"I became a special education teacher, got a job, moved up here, and this is my 20th year teaching at Service," Ahonen said.

The Partners Club is a student-led organization, and the inclusion that it promotes and inspires stretches from the student body to the faculty.

"Our administration has been super supportive, our community is super supportive of it and the kids continue to keep it going," Ahonen said. "They're the ones who make those true connections and help kids involved with all the activities and within the school."

Colin Ely teaches life skills to special education students at South, and this marks his third year of involvement in the Partners Club as a teacher as well as being the school's unified team coach.

He's been in the profession for 18 years. His mother was a special educator in the Anchorage School District for three decades and mentored Ahonen at Service.

"I helped out a bunch growing up and in high school with the Special Olympics, and I just felt a real connection with the students and felt like I could make a positive impact in the school and community," Ely said.

As a Service alum who graduated in 2012, giving back to the community he grew up in and continuing his work through events such as the unified game remains a passion of his.

"This is what sports is all about. Bringing people together unified through sports no matter their ability or disability is really special," Ely said.

The Partners Clubs do other events throughout the year that involve scholastic sports and recreational activities, including track and field, bowling, skiing and weekly meetings.

"We try to get our students involved as much with the general education students as we can, and especially doing it through sport is a good way and is really positive," Ely said.

Perspective and inspiration

Senior Wiktoria Grochowski, president of the Partners Club at Service, was inspired to carry on the strong tradition of inclusion the school has built up over the years.

"I've been involved since my freshman year, and coming to Service, I just noticed that the environment is so inclusive and I knew I wanted to help promote that," she said.

Having been part of the leadership group since her first year with the program, Grochowski believes the Partners Club has made students more comfortable and willing to be more open.

"You can see our students coming out of their shells when their peers come and help them out, and being part of these community activities helps them so much," she said. "I'm so glad to be a part of it and it just makes me happy."

Being part of one the biggest and most long-standing unified teams instills a sense of pride within the students at Service, and they're happy to see other schools building up and establishing teams of their own.

"It's so great that it's popping up all over the (Anchorage School District) now," Grochowski said.

Service senior Hannah Katchen has been part of the school's Partners Club since the second semester of her freshman year, after she started her high school journey with hybrid learning in fall 2020. She saw the club as an opportunity to get to know more people once in-person classes resumed.

"The Partners Club is in the center of the school, so you walk by the Hall, and Mr. (Ahonen) is outside and you just want to join," Katchen said. "It's so welcoming and how you meet a lot of friends."

As a multisport athlete who participates in myriad extracurricular activities, including swimming, flag football, hockey and soccer, she was happy to see special education students get a taste of the fanfare and jubilation that comes with getting to play in front of a crowd.

"It was especially awesome between the two big TEAL games.

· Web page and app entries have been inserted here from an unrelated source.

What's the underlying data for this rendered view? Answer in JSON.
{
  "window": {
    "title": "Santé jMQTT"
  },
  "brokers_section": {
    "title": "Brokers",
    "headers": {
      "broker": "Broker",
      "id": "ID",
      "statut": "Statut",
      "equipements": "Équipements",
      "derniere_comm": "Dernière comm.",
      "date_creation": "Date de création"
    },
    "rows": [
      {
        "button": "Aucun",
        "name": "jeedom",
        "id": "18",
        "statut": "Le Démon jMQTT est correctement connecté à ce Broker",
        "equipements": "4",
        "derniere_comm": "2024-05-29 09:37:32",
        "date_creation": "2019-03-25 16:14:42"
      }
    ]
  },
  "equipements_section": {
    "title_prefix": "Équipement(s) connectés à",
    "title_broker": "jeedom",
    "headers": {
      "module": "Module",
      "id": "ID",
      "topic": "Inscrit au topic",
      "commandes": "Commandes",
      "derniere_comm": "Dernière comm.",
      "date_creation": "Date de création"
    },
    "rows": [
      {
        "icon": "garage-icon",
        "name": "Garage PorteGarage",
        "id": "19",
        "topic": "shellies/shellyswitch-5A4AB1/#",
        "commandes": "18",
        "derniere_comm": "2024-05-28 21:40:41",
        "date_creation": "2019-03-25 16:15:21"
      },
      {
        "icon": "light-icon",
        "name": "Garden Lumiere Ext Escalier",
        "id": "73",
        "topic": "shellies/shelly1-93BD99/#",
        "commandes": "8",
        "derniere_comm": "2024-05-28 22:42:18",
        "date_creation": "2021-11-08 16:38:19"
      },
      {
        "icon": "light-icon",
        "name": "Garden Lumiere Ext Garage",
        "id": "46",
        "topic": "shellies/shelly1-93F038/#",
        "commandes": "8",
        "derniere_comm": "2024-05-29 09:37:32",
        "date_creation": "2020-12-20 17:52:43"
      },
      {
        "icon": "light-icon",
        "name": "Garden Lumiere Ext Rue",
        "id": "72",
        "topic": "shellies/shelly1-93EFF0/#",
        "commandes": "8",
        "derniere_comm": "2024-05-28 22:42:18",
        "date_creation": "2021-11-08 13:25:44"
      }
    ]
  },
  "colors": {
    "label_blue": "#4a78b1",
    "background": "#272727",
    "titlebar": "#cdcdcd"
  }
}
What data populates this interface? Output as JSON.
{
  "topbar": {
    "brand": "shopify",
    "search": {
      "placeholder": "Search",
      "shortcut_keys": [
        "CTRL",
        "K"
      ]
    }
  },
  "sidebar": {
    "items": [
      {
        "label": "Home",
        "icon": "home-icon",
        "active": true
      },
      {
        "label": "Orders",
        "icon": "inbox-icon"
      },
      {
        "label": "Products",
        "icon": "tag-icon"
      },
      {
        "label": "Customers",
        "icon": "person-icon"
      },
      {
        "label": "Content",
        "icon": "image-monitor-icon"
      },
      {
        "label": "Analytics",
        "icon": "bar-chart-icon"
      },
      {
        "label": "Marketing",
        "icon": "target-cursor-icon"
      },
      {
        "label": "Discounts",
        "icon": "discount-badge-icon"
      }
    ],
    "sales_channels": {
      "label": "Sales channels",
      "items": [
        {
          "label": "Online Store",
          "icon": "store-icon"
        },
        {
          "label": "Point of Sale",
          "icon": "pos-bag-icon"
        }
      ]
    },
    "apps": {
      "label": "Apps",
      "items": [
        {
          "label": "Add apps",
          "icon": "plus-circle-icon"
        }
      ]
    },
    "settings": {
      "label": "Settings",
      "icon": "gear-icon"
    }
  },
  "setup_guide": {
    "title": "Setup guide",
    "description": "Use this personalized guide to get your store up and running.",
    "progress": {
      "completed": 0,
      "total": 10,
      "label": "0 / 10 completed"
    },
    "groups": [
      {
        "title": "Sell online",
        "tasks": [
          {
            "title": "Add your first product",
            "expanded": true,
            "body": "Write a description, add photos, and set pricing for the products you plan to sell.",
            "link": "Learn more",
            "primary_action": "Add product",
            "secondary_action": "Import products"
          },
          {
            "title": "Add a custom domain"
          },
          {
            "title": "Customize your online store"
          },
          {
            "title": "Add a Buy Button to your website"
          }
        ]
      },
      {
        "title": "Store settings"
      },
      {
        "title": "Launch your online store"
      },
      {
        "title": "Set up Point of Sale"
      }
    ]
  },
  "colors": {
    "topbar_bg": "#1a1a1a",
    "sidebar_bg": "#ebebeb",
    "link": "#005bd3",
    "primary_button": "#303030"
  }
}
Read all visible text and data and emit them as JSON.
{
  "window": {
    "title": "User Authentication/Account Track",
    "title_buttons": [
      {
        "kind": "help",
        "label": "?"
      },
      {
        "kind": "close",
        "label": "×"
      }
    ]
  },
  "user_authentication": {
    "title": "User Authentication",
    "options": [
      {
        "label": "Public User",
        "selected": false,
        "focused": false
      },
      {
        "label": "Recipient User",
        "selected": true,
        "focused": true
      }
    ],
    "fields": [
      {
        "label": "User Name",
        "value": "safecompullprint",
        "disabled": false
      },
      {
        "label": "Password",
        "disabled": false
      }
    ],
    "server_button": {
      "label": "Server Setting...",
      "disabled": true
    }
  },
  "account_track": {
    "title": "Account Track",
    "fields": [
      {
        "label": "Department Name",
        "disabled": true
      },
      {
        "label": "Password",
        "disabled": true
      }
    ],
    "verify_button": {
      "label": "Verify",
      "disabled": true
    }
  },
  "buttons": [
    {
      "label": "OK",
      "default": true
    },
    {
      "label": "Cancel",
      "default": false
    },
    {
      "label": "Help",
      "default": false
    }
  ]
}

There were still some fans in the stands, and it was super hype and super fun," Katchen said.